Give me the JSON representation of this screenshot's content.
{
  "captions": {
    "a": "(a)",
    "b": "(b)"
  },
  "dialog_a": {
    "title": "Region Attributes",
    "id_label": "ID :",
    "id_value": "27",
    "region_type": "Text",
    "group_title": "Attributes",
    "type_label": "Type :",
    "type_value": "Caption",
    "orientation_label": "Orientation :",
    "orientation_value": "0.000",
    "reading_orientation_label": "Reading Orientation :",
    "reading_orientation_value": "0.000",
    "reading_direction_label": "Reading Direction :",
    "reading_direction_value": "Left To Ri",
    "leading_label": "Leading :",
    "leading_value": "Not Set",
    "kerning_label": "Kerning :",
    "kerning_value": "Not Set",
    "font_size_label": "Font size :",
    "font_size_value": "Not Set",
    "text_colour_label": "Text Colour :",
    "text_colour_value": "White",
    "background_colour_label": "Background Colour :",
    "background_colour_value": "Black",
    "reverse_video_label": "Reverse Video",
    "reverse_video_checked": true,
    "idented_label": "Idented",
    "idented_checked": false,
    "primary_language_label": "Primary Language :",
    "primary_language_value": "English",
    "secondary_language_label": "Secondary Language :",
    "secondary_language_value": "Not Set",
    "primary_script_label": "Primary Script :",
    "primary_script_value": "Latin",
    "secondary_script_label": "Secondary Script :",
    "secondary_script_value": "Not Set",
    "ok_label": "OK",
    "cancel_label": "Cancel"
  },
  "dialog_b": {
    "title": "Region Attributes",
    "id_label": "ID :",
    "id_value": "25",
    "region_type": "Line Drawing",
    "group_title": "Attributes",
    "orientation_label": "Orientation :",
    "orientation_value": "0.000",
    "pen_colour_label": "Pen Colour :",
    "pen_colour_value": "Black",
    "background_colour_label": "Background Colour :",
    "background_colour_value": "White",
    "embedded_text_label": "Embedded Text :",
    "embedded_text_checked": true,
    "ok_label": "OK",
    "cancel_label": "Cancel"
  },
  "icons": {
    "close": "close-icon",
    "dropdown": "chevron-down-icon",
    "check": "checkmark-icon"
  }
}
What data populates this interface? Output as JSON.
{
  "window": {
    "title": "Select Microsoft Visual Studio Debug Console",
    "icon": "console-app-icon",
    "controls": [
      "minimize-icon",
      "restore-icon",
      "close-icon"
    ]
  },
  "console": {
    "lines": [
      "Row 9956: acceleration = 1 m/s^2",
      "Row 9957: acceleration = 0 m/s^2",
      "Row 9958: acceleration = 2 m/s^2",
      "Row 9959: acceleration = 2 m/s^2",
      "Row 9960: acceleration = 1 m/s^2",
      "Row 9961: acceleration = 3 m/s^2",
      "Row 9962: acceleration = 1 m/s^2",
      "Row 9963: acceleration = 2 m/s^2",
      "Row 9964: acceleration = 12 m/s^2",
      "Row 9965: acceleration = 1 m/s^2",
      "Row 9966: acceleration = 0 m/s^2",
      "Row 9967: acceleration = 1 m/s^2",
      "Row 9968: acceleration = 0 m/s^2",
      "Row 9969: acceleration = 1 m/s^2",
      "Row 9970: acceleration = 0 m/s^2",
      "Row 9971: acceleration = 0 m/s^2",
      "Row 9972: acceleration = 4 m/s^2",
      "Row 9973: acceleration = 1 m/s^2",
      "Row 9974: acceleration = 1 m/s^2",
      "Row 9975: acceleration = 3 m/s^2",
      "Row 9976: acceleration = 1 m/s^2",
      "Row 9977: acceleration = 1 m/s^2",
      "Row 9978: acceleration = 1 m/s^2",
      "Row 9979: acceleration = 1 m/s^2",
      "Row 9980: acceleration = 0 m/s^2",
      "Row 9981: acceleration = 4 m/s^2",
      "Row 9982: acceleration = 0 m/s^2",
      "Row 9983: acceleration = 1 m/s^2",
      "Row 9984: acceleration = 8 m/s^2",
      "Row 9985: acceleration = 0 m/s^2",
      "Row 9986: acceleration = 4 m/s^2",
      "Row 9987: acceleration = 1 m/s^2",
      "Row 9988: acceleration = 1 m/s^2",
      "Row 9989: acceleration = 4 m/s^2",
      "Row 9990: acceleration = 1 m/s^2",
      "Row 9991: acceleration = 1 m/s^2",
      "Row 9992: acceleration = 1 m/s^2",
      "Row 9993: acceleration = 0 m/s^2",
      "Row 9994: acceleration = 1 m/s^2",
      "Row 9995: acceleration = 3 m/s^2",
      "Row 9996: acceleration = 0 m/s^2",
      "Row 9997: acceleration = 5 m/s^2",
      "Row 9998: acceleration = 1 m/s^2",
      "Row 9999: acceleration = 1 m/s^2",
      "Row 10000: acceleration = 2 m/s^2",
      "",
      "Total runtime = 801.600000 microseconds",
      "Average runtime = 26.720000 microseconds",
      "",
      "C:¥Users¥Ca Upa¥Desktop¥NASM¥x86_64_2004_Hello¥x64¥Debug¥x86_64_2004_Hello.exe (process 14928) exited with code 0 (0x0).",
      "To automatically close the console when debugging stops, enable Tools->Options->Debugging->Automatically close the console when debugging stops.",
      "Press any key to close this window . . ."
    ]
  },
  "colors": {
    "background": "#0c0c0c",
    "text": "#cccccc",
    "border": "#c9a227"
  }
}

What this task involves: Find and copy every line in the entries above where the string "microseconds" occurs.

Task solution:
      "Total runtime = 801.600000 microseconds",
      "Average runtime = 26.720000 microseconds",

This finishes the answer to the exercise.